Ever wonder why those naturalistic explanations of the universe are ultimately so unsatisfying? Professor Bob Berman has something to say on the matter.
[W]hat existed before the Big Bang? I get that question a lot from students, and I'll admit to being guilty of reciting the standard speech. "The Big Bang," I explain grandly, "created time as well as space. Since there was no time before the Big Bang, your question is meaningless."
The student is silenced. The class continues. The professor obviously knows something wonderfully profound. But I can't do it any more. The next time some one asks, I'll tell the truth: "Nobody has the foggiest idea what happened the Tuesday before the Big Bang. That whole domain is part of Bubbleland." Then the class will nod, and really understand. Ah, yes, Bubbleland. The realm beyond the present reach of science.
Anyone attending a cosmology lecture can tell when the speaker arrives at Bubbleland. "It's not galaxy clusters that travel outward," he'll say pedantically, "but space itself that grows larger. The galaxies don't actually move."
So here I am thinking, wait a minute. Are we at a Daffy Duck convention?
The late Carl Sagan, whom I love and admire, nonetheless said "Now that we've explained how life began, there's no place for G0d." Well, let's leave G0d out of this and just address science's explanation of life's genesis. The prevailing account posits a mixing of organic molecules, the arrival of amino acids on comets from space, some accidental combinations, and then the great denouement: "and somehow life arose."
Beep! Hold it! That "somehow" may be only one little word embedded among the thousands comprising the "explanation," but it changes the whole thing to: "We haven't a clue." How consciousness or self-awareness can arise from amino acids remains as deep a mystery as it ever was. But since we do not want our experts to stand mute and nonplussed, we have now supplied an out. They do not have to utter the dreaded "I don't know."

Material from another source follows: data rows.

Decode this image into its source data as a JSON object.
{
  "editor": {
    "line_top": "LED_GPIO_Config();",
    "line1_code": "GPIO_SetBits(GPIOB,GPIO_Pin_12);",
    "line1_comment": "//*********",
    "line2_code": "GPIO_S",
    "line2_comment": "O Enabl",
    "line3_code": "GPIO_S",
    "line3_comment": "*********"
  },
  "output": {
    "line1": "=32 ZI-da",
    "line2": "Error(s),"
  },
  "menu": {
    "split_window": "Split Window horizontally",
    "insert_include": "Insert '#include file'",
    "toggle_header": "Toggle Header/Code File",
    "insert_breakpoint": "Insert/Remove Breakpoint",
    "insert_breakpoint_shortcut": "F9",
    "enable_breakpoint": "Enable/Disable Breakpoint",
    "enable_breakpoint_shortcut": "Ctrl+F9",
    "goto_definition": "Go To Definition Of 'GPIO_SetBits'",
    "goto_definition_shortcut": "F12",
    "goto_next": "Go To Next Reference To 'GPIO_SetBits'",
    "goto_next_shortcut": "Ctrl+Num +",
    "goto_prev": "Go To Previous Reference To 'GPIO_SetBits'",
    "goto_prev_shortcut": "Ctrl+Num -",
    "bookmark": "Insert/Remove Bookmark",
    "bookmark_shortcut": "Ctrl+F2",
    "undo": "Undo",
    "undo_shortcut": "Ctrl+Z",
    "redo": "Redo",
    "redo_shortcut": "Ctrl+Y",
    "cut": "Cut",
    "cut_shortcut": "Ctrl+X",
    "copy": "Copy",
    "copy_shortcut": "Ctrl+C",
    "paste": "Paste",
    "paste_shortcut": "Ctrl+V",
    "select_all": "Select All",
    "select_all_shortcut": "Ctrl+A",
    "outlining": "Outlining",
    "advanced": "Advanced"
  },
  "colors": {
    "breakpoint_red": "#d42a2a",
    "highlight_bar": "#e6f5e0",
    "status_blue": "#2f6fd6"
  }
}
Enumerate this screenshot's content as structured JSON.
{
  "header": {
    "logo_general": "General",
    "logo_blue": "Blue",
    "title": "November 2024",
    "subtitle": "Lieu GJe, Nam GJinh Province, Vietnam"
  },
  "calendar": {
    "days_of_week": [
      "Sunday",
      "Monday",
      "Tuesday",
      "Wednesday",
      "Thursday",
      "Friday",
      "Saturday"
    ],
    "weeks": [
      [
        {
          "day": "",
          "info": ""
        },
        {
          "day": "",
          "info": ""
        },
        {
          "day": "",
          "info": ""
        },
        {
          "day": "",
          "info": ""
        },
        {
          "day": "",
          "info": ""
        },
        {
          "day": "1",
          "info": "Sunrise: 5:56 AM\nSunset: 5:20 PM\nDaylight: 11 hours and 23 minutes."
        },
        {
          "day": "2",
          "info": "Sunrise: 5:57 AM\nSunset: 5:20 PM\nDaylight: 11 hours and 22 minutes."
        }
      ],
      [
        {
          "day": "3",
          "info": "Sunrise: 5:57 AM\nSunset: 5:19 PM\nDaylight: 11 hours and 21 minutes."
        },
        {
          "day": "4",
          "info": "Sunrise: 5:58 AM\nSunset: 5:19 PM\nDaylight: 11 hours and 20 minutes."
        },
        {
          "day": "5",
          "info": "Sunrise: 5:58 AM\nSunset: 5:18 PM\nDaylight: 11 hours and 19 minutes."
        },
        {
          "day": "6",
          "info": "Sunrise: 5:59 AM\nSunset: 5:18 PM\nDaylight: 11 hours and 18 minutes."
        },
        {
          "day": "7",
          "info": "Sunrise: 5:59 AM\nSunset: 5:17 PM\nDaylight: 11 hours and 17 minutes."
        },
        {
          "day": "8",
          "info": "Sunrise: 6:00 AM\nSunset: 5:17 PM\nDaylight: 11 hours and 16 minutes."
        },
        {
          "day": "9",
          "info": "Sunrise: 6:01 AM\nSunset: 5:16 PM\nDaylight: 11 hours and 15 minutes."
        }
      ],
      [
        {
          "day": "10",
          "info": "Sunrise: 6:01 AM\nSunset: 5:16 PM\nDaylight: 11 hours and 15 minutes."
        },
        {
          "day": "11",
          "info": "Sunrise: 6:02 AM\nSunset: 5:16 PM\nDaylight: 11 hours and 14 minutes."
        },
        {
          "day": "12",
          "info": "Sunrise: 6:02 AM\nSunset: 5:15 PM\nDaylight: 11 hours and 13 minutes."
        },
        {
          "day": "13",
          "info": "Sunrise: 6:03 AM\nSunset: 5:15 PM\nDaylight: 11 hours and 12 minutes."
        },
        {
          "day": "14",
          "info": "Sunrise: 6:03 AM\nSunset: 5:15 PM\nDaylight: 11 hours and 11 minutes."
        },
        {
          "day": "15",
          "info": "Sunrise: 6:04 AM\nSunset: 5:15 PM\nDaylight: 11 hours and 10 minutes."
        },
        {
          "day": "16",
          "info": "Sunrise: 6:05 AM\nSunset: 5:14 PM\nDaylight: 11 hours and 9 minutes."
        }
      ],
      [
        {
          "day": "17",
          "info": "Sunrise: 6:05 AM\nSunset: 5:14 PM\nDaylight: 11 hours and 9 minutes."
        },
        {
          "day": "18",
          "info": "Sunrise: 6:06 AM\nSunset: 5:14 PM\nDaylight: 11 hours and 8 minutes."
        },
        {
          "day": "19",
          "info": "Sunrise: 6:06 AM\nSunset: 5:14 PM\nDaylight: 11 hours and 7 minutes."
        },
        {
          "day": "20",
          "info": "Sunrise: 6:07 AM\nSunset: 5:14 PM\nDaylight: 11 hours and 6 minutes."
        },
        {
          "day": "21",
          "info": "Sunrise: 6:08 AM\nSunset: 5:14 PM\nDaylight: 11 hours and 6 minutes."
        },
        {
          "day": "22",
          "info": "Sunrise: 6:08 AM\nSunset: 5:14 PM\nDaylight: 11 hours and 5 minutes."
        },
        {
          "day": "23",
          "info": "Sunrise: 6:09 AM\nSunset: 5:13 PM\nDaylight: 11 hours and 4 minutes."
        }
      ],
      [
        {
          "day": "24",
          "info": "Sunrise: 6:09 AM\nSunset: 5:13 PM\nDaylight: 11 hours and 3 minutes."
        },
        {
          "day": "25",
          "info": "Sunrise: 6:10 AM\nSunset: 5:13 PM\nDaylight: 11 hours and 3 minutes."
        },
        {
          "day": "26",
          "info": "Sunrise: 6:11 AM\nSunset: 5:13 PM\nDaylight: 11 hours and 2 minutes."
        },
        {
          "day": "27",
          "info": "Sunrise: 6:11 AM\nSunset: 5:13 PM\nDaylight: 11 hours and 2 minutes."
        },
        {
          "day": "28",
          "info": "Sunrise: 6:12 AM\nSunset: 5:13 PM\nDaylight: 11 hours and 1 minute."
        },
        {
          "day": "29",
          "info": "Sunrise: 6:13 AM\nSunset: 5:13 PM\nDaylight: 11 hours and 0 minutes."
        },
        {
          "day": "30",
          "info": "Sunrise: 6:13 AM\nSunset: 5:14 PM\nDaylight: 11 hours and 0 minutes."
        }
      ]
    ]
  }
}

Finally they can explain our origins. We come from Bubbleland.